Time for Envirotex Lite!
Alright, let’s get that perfect, glossy finish!
Grab your Envirotex Lite bottles, one resin and one hardener, also your stir sticks, mixing cups, craft brush, work surface tray or box, butane torch and item that will elevate the project. Put your wood slice photo on top of that item, inside the box. Read the directions thoroughly so you understand how it works and the DOs and DON’Ts. There are a few things you’ll want to understand, like temperature, curing time, and detailed mixing instructions.
Now we’re going to mix the resin. Pour 2 oz. of Part A of the resin into your mixing cup.
Add 2 oz of part B. It is very important to have exact equal amounts.
Stir the two parts together thoroughly. As you can see in the next two photos, when you begin to stir it is a little cloudy, but once they are mixed it gets much clearer with just bubbles (we’ll take care of those later!)
Once it’s all mixed together, pour it into your SECOND cup and stir again thoroughly with your SECOND stir stick. This prevents any excess of one part or another from ruining the cure and causing sticky spots.
Once that’s done, we’re ready to pour!
Pouring Envirotex Lite:

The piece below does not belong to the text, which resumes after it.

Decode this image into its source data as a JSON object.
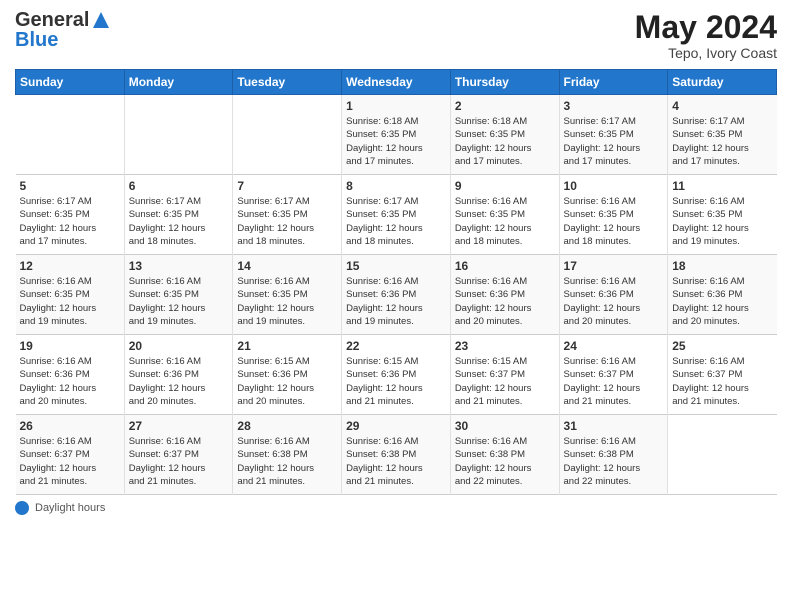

Start pouring the resin in the center of the photo transfer wood slice, moving outwardly in a spiral. It will spread out fairly quickly, just make sure it coats the entire top.
The resin will self-level as it spreads out and the excess will pour off the sides. This is why you want a good disposable material underneath that you’ll just be able to throw away, to catch the excess.
Okay, so it’s completely covered the top. For this project, because the sides are so uneven, I actually used a craft brush and painted resin onto the bark of the wood slice. I used the excess resin in the tray. This worked well and I don’t see another way to get it over and into all of the grooves. As the resin settles, you’ll also need to use your brush to wipe off the drips underneath all the sides. (You can see the reflection of my window and that just gets more clear as it settles.)
Wipe off the drips for a little while, but then take a short break and come back about 15-20 minutes later. Wipe off any remaining drips and use the micro butane torch (or exhale over the project) and pop the bubbles. The carbon dioxide is what will pop them, so your exhalation can work, but a butane torch is MUCH faster.
Alright, now we just cover the project as carefully as possible and wait for it to cure. The recommended time varies depending on room temperature, but here is the information on the directions: At 70 degrees it takes 4-7 hours in dust free area and 72 hours for a hard cure. At 80 degrees it takes 3-6 hours dust free, and 48 hours for hard cure. And at 90 degrees it takes 2-5 hours dust free and 36 hours for a hard cure. I let mine sit for a few days under the covering just so I wouldn’t mess anything up. I’m so pleased with the results!
As you can see in these finished photos, the light reflects off of this just like it would with glass. It’s just perfect and glossy and beautiful. I really love this product!
I hope you like this project and feel like you could make something similar! It takes a bit of time, but it really is simple and the results are awesome! I can think of so many applications for this Envirotex Lite and can’t wait to show you more!
If you like this photo transfer wood slice project, please share this pinnable image via Pinterest!
Thanks for checking it out! What do you think of the glossy photo transfer wood slice? I’d love to hear your comments. If you’ve done photo transfers before or would like to try, I’ll be sure to answer questions if you have them. Thanks for reading!